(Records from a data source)
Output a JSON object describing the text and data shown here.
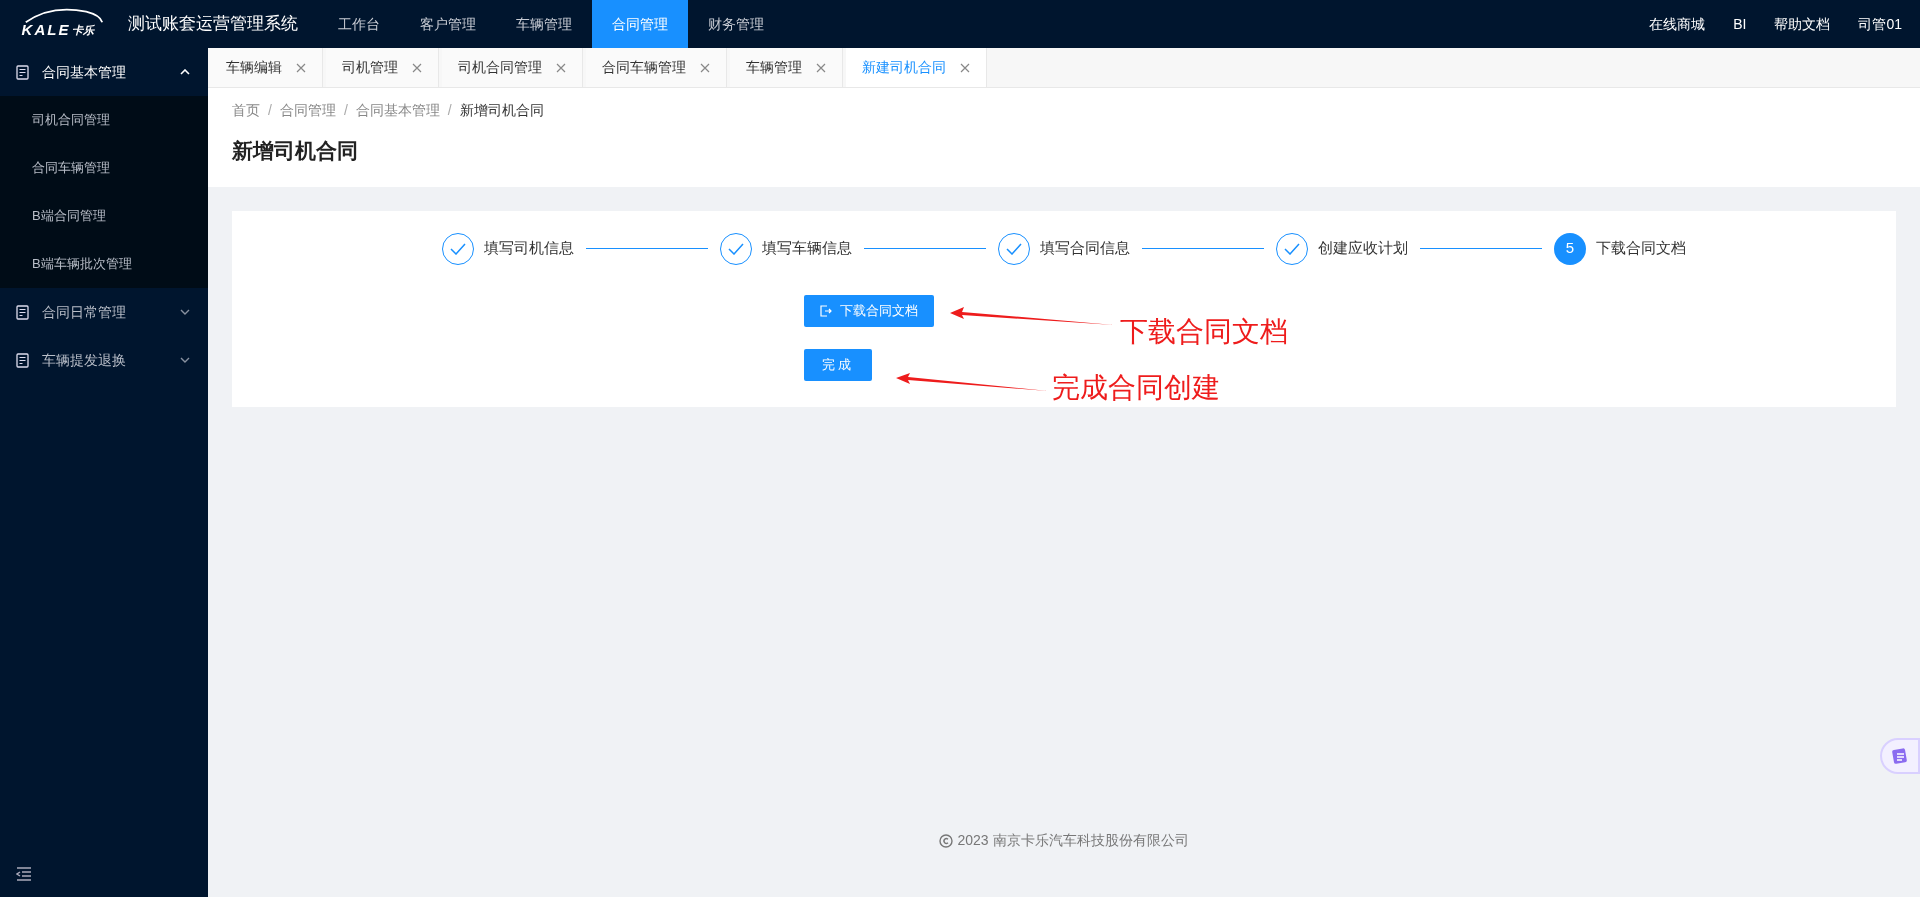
{
  "header": {
    "logo": {
      "mark": "KALE",
      "suffix": "卡乐"
    },
    "title": "测试账套运营管理系统",
    "nav": [
      {
        "label": "工作台",
        "selected": false
      },
      {
        "label": "客户管理",
        "selected": false
      },
      {
        "label": "车辆管理",
        "selected": false
      },
      {
        "label": "合同管理",
        "selected": true
      },
      {
        "label": "财务管理",
        "selected": false
      }
    ],
    "links": [
      "在线商城",
      "BI",
      "帮助文档",
      "司管01"
    ]
  },
  "sidebar": {
    "groups": [
      {
        "label": "合同基本管理",
        "expanded": true,
        "children": [
          {
            "label": "司机合同管理"
          },
          {
            "label": "合同车辆管理"
          },
          {
            "label": "B端合同管理"
          },
          {
            "label": "B端车辆批次管理"
          }
        ]
      },
      {
        "label": "合同日常管理",
        "expanded": false
      },
      {
        "label": "车辆提发退换",
        "expanded": false
      }
    ]
  },
  "tabs": [
    {
      "label": "车辆编辑",
      "selected": false
    },
    {
      "label": "司机管理",
      "selected": false
    },
    {
      "label": "司机合同管理",
      "selected": false
    },
    {
      "label": "合同车辆管理",
      "selected": false
    },
    {
      "label": "车辆管理",
      "selected": false
    },
    {
      "label": "新建司机合同",
      "selected": true
    }
  ],
  "breadcrumb": [
    "首页",
    "合同管理",
    "合同基本管理",
    "新增司机合同"
  ],
  "breadcrumb_separator": "/",
  "page_title": "新增司机合同",
  "steps": [
    {
      "label": "填写司机信息",
      "completed": true
    },
    {
      "label": "填写车辆信息",
      "completed": true
    },
    {
      "label": "填写合同信息",
      "completed": true
    },
    {
      "label": "创建应收计划",
      "completed": true
    },
    {
      "label": "下载合同文档",
      "completed": false,
      "number": "5"
    }
  ],
  "buttons": [
    {
      "label": "下载合同文档",
      "kind": "download"
    },
    {
      "label": "完成",
      "kind": "plain"
    }
  ],
  "annotations": [
    "下载合同文档",
    "完成合同创建"
  ],
  "footer": "2023 南京卡乐汽车科技股份有限公司"
}
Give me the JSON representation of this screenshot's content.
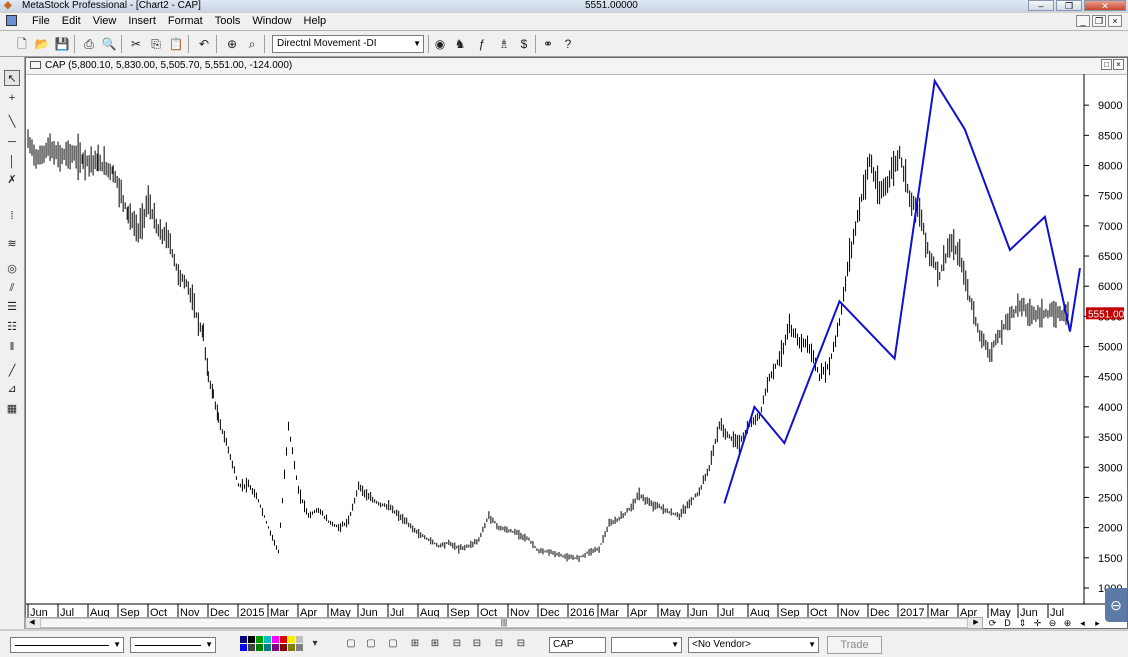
{
  "titlebar": {
    "app_title": "MetaStock Professional - [Chart2 - CAP]",
    "price": "5551.00000"
  },
  "menu": {
    "items": [
      "File",
      "Edit",
      "View",
      "Insert",
      "Format",
      "Tools",
      "Window",
      "Help"
    ]
  },
  "toolbar": {
    "indicator": "Directnl Movement -DI"
  },
  "chart": {
    "header": "CAP (5,800.10, 5,830.00, 5,505.70, 5,551.00, -124.000)",
    "last_price": "5551.00",
    "colors": {
      "bars": "#000000",
      "zigzag": "#1010d0",
      "price_tag": "#c00000"
    }
  },
  "chart_data": {
    "type": "line",
    "title": "CAP",
    "yticks": [
      1000,
      1500,
      2000,
      2500,
      3000,
      3500,
      4000,
      4500,
      5000,
      5500,
      6000,
      6500,
      7000,
      7500,
      8000,
      8500,
      9000
    ],
    "ylim": [
      900,
      9450
    ],
    "xticks": [
      "Jun",
      "Jul",
      "Aug",
      "Sep",
      "Oct",
      "Nov",
      "Dec",
      "2015",
      "Mar",
      "Apr",
      "May",
      "Jun",
      "Jul",
      "Aug",
      "Sep",
      "Oct",
      "Nov",
      "Dec",
      "2016",
      "Mar",
      "Apr",
      "May",
      "Jun",
      "Jul",
      "Aug",
      "Sep",
      "Oct",
      "Nov",
      "Dec",
      "2017",
      "Mar",
      "Apr",
      "May",
      "Jun",
      "Jul"
    ],
    "series": [
      {
        "style": "bars",
        "x": [
          0,
          10,
          20,
          30,
          40,
          55,
          70,
          85,
          100,
          110,
          120,
          130,
          140,
          150,
          160,
          170,
          175,
          180,
          185,
          190,
          200,
          210,
          220,
          230,
          240,
          250,
          260,
          270,
          280,
          290,
          300,
          310,
          320,
          330,
          340,
          350,
          360,
          370,
          380,
          390,
          400,
          410,
          420,
          430,
          440,
          450,
          460,
          470,
          480,
          490,
          500,
          510,
          520,
          530,
          540,
          550,
          560,
          570,
          580,
          590,
          600,
          610,
          620,
          630,
          640,
          650,
          660,
          670,
          680,
          690,
          700,
          710,
          720,
          730,
          740,
          750,
          760,
          770,
          780,
          790,
          800,
          810,
          820,
          830,
          840,
          850,
          860,
          870,
          880,
          890,
          900,
          910,
          920,
          930,
          940,
          950,
          960,
          970,
          980,
          990,
          1000,
          1010,
          1020,
          1030,
          1040
        ],
        "y": [
          8400,
          8100,
          8300,
          8150,
          8200,
          8100,
          8050,
          7900,
          7200,
          6900,
          7400,
          6900,
          6800,
          6200,
          6000,
          5400,
          5200,
          4500,
          4200,
          3800,
          3300,
          2700,
          2700,
          2450,
          2000,
          1600,
          3700,
          2600,
          2200,
          2300,
          2100,
          2000,
          2100,
          2700,
          2500,
          2400,
          2350,
          2200,
          2050,
          1900,
          1800,
          1700,
          1750,
          1650,
          1700,
          1800,
          2200,
          2000,
          1950,
          1900,
          1800,
          1600,
          1600,
          1550,
          1500,
          1500,
          1600,
          1650,
          2050,
          2150,
          2300,
          2550,
          2400,
          2350,
          2250,
          2200,
          2400,
          2600,
          3000,
          3700,
          3500,
          3400,
          3700,
          3850,
          4500,
          4800,
          5300,
          5100,
          5000,
          4500,
          4700,
          5400,
          6500,
          7300,
          8100,
          7500,
          7800,
          8200,
          7500,
          7200,
          6500,
          6200,
          6700,
          6500,
          5800,
          5200,
          4900,
          5200,
          5500,
          5700,
          5550,
          5551,
          5551,
          5551,
          5551
        ]
      },
      {
        "style": "zigzag",
        "x": [
          695,
          725,
          755,
          810,
          865,
          905,
          935,
          980,
          1015,
          1040,
          1050
        ],
        "y": [
          2400,
          4000,
          3400,
          5750,
          4800,
          9400,
          8600,
          6600,
          7150,
          5250,
          6300
        ]
      }
    ]
  }
}
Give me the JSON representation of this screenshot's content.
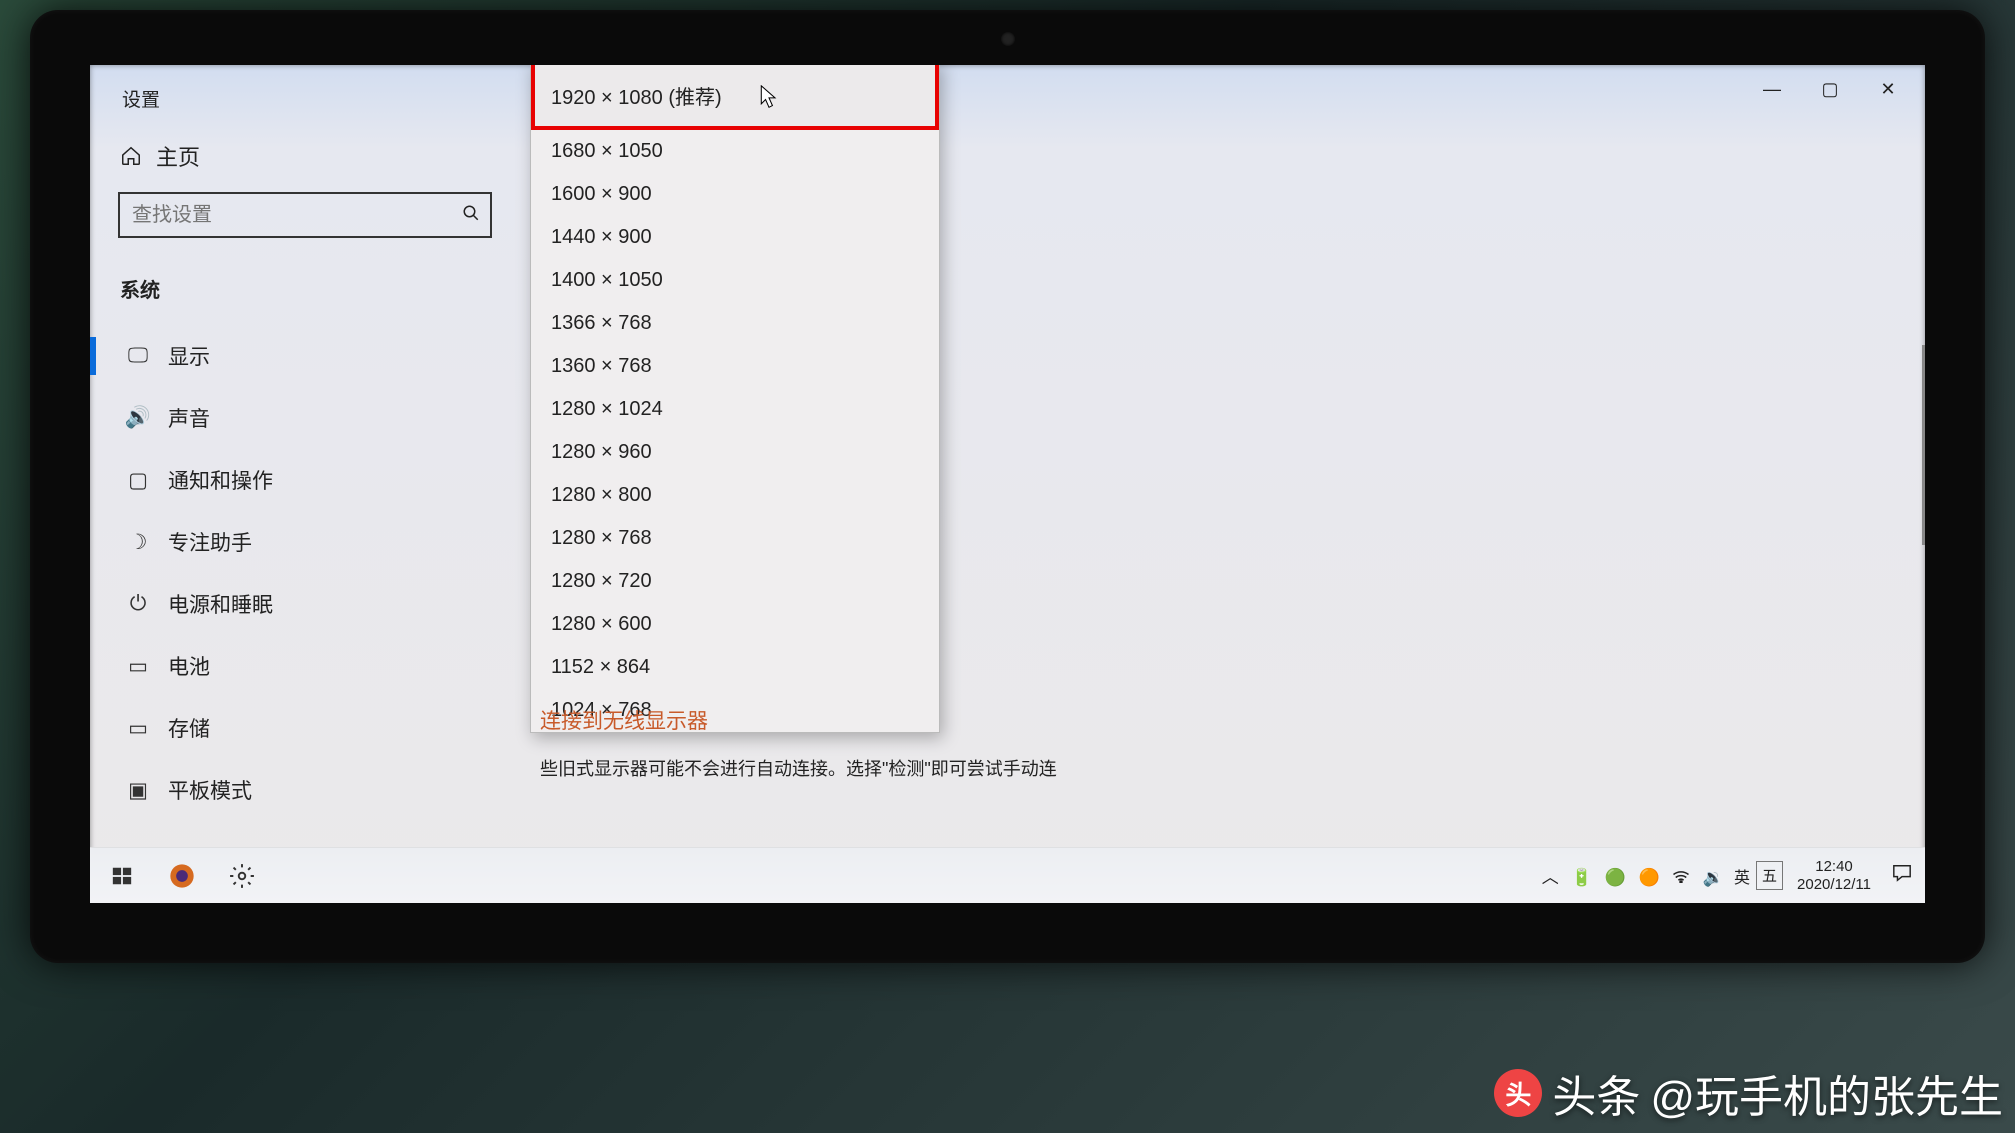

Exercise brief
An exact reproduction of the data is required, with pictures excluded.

Worked solution
Output a JSON object describing the text and data shown here.
{
  "header": {
    "logo": {
      "mark": "KALE",
      "suffix": "卡乐"
    },
    "title": "测试账套运营管理系统",
    "nav": [
      {
        "label": "工作台",
        "selected": false
      },
      {
        "label": "客户管理",
        "selected": false
      },
      {
        "label": "车辆管理",
        "selected": false
      },
      {
        "label": "合同管理",
        "selected": true
      },
      {
        "label": "财务管理",
        "selected": false
      }
    ],
    "links": [
      "在线商城",
      "BI",
      "帮助文档",
      "司管01"
    ]
  },
  "sidebar": {
    "groups": [
      {
        "label": "合同基本管理",
        "expanded": true,
        "children": [
          {
            "label": "司机合同管理"
          },
          {
            "label": "合同车辆管理"
          },
          {
            "label": "B端合同管理"
          },
          {
            "label": "B端车辆批次管理"
          }
        ]
      },
      {
        "label": "合同日常管理",
        "expanded": false
      },
      {
        "label": "车辆提发退换",
        "expanded": false
      }
    ]
  },
  "tabs": [
    {
      "label": "车辆编辑",
      "selected": false
    },
    {
      "label": "司机管理",
      "selected": false
    },
    {
      "label": "司机合同管理",
      "selected": false
    },
    {
      "label": "合同车辆管理",
      "selected": false
    },
    {
      "label": "车辆管理",
      "selected": false
    },
    {
      "label": "新建司机合同",
      "selected": true
    }
  ],
  "breadcrumb": [
    "首页",
    "合同管理",
    "合同基本管理",
    "新增司机合同"
  ],
  "breadcrumb_separator": "/",
  "page_title": "新增司机合同",
  "steps": [
    {
      "label": "填写司机信息",
      "completed": true
    },
    {
      "label": "填写车辆信息",
      "completed": true
    },
    {
      "label": "填写合同信息",
      "completed": true
    },
    {
      "label": "创建应收计划",
      "completed": true
    },
    {
      "label": "下载合同文档",
      "completed": false,
      "number": "5"
    }
  ],
  "buttons": [
    {
      "label": "下载合同文档",
      "kind": "download"
    },
    {
      "label": "完成",
      "kind": "plain"
    }
  ],
  "annotations": [
    "下载合同文档",
    "完成合同创建"
  ],
  "footer": "2023 南京卡乐汽车科技股份有限公司"
}
Give me the JSON representation of this screenshot's content.
{
  "titlebar": {
    "app_title": "MetaStock Professional - [Chart2 - CAP]",
    "price": "5551.00000"
  },
  "menu": {
    "items": [
      "File",
      "Edit",
      "View",
      "Insert",
      "Format",
      "Tools",
      "Window",
      "Help"
    ]
  },
  "toolbar": {
    "indicator": "Directnl Movement -DI"
  },
  "chart": {
    "header": "CAP (5,800.10, 5,830.00, 5,505.70, 5,551.00, -124.000)",
    "last_price": "5551.00",
    "colors": {
      "bars": "#000000",
      "zigzag": "#1010d0",
      "price_tag": "#c00000"
    }
  },
  "chart_data": {
    "type": "line",
    "title": "CAP",
    "yticks": [
      1000,
      1500,
      2000,
      2500,
      3000,
      3500,
      4000,
      4500,
      5000,
      5500,
      6000,
      6500,
      7000,
      7500,
      8000,
      8500,
      9000
    ],
    "ylim": [
      900,
      9450
    ],
    "xticks": [
      "Jun",
      "Jul",
      "Aug",
      "Sep",
      "Oct",
      "Nov",
      "Dec",
      "2015",
      "Mar",
      "Apr",
      "May",
      "Jun",
      "Jul",
      "Aug",
      "Sep",
      "Oct",
      "Nov",
      "Dec",
      "2016",
      "Mar",
      "Apr",
      "May",
      "Jun",
      "Jul",
      "Aug",
      "Sep",
      "Oct",
      "Nov",
      "Dec",
      "2017",
      "Mar",
      "Apr",
      "May",
      "Jun",
      "Jul"
    ],
    "series": [
      {
        "style": "bars",
        "x": [
          0,
          10,
          20,
          30,
          40,
          55,
          70,
          85,
          100,
          110,
          120,
          130,
          140,
          150,
          160,
          170,
          175,
          180,
          185,
          190,
          200,
          210,
          220,
          230,
          240,
          250,
          260,
          270,
          280,
          290,
          300,
          310,
          320,
          330,
          340,
          350,
          360,
          370,
          380,
          390,
          400,
          410,
          420,
          430,
          440,
          450,
          460,
          470,
          480,
          490,
          500,
          510,
          520,
          530,
          540,
          550,
          560,
          570,
          580,
          590,
          600,
          610,
          620,
          630,
          640,
          650,
          660,
          670,
          680,
          690,
          700,
          710,
          720,
          730,
          740,
          750,
          760,
          770,
          780,
          790,
          800,
          810,
          820,
          830,
          840,
          850,
          860,
          870,
          880,
          890,
          900,
          910,
          920,
          930,
          940,
          950,
          960,
          970,
          980,
          990,
          1000,
          1010,
          1020,
          1030,
          1040
        ],
        "y": [
          8400,
          8100,
          8300,
          8150,
          8200,
          8100,
          8050,
          7900,
          7200,
          6900,
          7400,
          6900,
          6800,
          6200,
          6000,
          5400,
          5200,
          4500,
          4200,
          3800,
          3300,
          2700,
          2700,
          2450,
          2000,
          1600,
          3700,
          2600,
          2200,
          2300,
          2100,
          2000,
          2100,
          2700,
          2500,
          2400,
          2350,
          2200,
          2050,
          1900,
          1800,
          1700,
          1750,
          1650,
          1700,
          1800,
          2200,
          2000,
          1950,
          1900,
          1800,
          1600,
          1600,
          1550,
          1500,
          1500,
          1600,
          1650,
          2050,
          2150,
          2300,
          2550,
          2400,
          2350,
          2250,
          2200,
          2400,
          2600,
          3000,
          3700,
          3500,
          3400,
          3700,
          3850,
          4500,
          4800,
          5300,
          5100,
          5000,
          4500,
          4700,
          5400,
          6500,
          7300,
          8100,
          7500,
          7800,
          8200,
          7500,
          7200,
          6500,
          6200,
          6700,
          6500,
          5800,
          5200,
          4900,
          5200,
          5500,
          5700,
          5550,
          5551,
          5551,
          5551,
          5551
        ]
      },
      {
        "style": "zigzag",
        "x": [
          695,
          725,
          755,
          810,
          865,
          905,
          935,
          980,
          1015,
          1040,
          1050
        ],
        "y": [
          2400,
          4000,
          3400,
          5750,
          4800,
          9400,
          8600,
          6600,
          7150,
          5250,
          6300
        ]
      }
    ]
  }
}
Give me the JSON representation of this screenshot's content.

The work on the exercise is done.